The data:
__________________________________________________

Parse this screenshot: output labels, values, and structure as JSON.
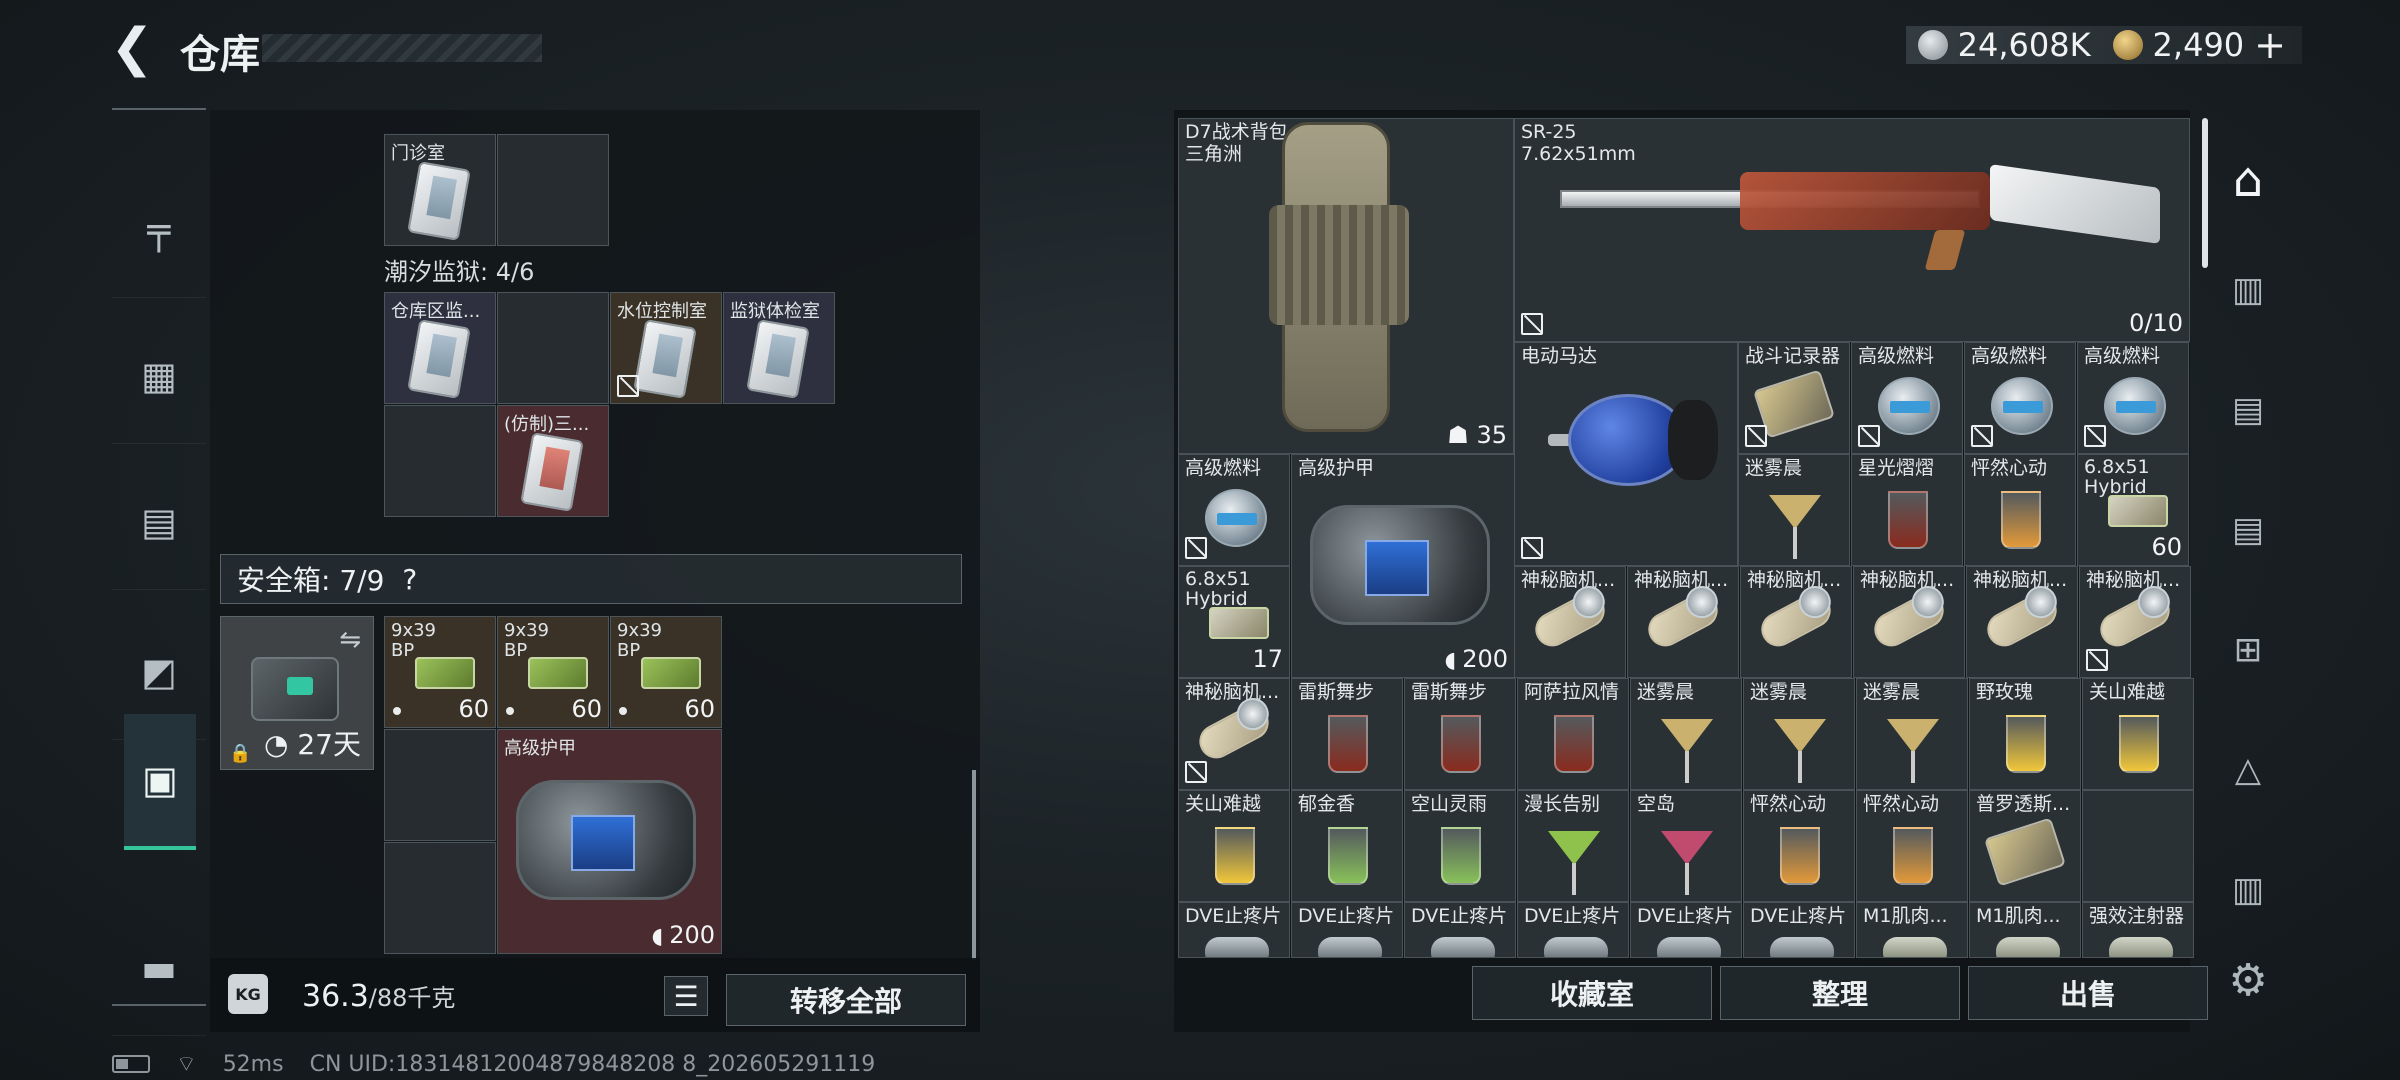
{
  "header": {
    "title": "仓库",
    "currency": [
      {
        "icon": "silver-coin-icon",
        "value": "24,608K"
      },
      {
        "icon": "gold-coin-icon",
        "value": "2,490"
      }
    ],
    "plus": "+"
  },
  "left_nav": [
    {
      "icon": "pistol-icon"
    },
    {
      "icon": "vest-icon"
    },
    {
      "icon": "backpack-icon"
    },
    {
      "icon": "rig-icon"
    },
    {
      "icon": "case-icon",
      "active": true
    },
    {
      "icon": "toolbox-icon"
    }
  ],
  "left_panel": {
    "top_card_label": "门诊室",
    "prison_title": "潮汐监狱: 4/6",
    "prison_cards": [
      "仓库区监...",
      "水位控制室",
      "监狱体检室",
      "(仿制)三..."
    ],
    "safe_box": {
      "title": "安全箱: 7/9",
      "help": "?",
      "timer": "27天"
    },
    "ammo": [
      {
        "name": "9x39\nBP",
        "count": "60"
      },
      {
        "name": "9x39\nBP",
        "count": "60"
      },
      {
        "name": "9x39\nBP",
        "count": "60"
      }
    ],
    "armor": {
      "name": "高级护甲",
      "value": "200"
    },
    "weight": {
      "current": "36.3",
      "max": "/88千克"
    },
    "kg_label": "KG",
    "transfer_all": "转移全部"
  },
  "right_panel": {
    "backpack": {
      "name": "D7战术背包",
      "sub": "三角洲",
      "count": "35"
    },
    "rifle": {
      "name": "SR-25",
      "sub": "7.62x51mm",
      "count": "0/10"
    },
    "motor": {
      "name": "电动马达"
    },
    "cells": [
      {
        "name": "战斗记录器"
      },
      {
        "name": "高级燃料"
      },
      {
        "name": "高级燃料"
      },
      {
        "name": "高级燃料"
      },
      {
        "name": "高级燃料"
      },
      {
        "name": "高级护甲",
        "value": "200"
      },
      {
        "name": "迷雾晨"
      },
      {
        "name": "星光熠熠"
      },
      {
        "name": "怦然心动"
      },
      {
        "name": "6.8x51\nHybrid",
        "count": "60"
      },
      {
        "name": "6.8x51\nHybrid",
        "count": "17"
      },
      {
        "name": "神秘脑机..."
      },
      {
        "name": "神秘脑机..."
      },
      {
        "name": "神秘脑机..."
      },
      {
        "name": "神秘脑机..."
      },
      {
        "name": "神秘脑机..."
      },
      {
        "name": "神秘脑机..."
      },
      {
        "name": "神秘脑机..."
      },
      {
        "name": "雷斯舞步"
      },
      {
        "name": "雷斯舞步"
      },
      {
        "name": "阿萨拉风情"
      },
      {
        "name": "迷雾晨"
      },
      {
        "name": "迷雾晨"
      },
      {
        "name": "迷雾晨"
      },
      {
        "name": "野玫瑰"
      },
      {
        "name": "关山难越"
      },
      {
        "name": "关山难越"
      },
      {
        "name": "郁金香"
      },
      {
        "name": "空山灵雨"
      },
      {
        "name": "漫长告别"
      },
      {
        "name": "空岛"
      },
      {
        "name": "怦然心动"
      },
      {
        "name": "怦然心动"
      },
      {
        "name": "普罗透斯..."
      },
      {
        "name": "DVE止疼片"
      },
      {
        "name": "DVE止疼片"
      },
      {
        "name": "DVE止疼片"
      },
      {
        "name": "DVE止疼片"
      },
      {
        "name": "DVE止疼片"
      },
      {
        "name": "DVE止疼片"
      },
      {
        "name": "M1肌肉..."
      },
      {
        "name": "M1肌肉..."
      },
      {
        "name": "强效注射器"
      }
    ],
    "actions": [
      "收藏室",
      "整理",
      "出售"
    ]
  },
  "right_nav": [
    {
      "icon": "home-base-icon"
    },
    {
      "icon": "storage-v-icon"
    },
    {
      "icon": "storage-iv-icon"
    },
    {
      "icon": "storage-iv-icon-2"
    },
    {
      "icon": "storage-iv-plus-icon"
    },
    {
      "icon": "storage-iv-triangle-icon"
    },
    {
      "icon": "storage-v-icon-2"
    },
    {
      "icon": "settings-gear-icon"
    }
  ],
  "status_bar": {
    "ping": "52ms",
    "uid": "CN UID:18314812004879848208 8_202605291119"
  }
}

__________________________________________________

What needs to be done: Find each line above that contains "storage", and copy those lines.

Result:
      "icon": "storage-v-icon"
      "icon": "storage-iv-icon"
      "icon": "storage-iv-icon-2"
      "icon": "storage-iv-plus-icon"
      "icon": "storage-iv-triangle-icon"
      "icon": "storage-v-icon-2"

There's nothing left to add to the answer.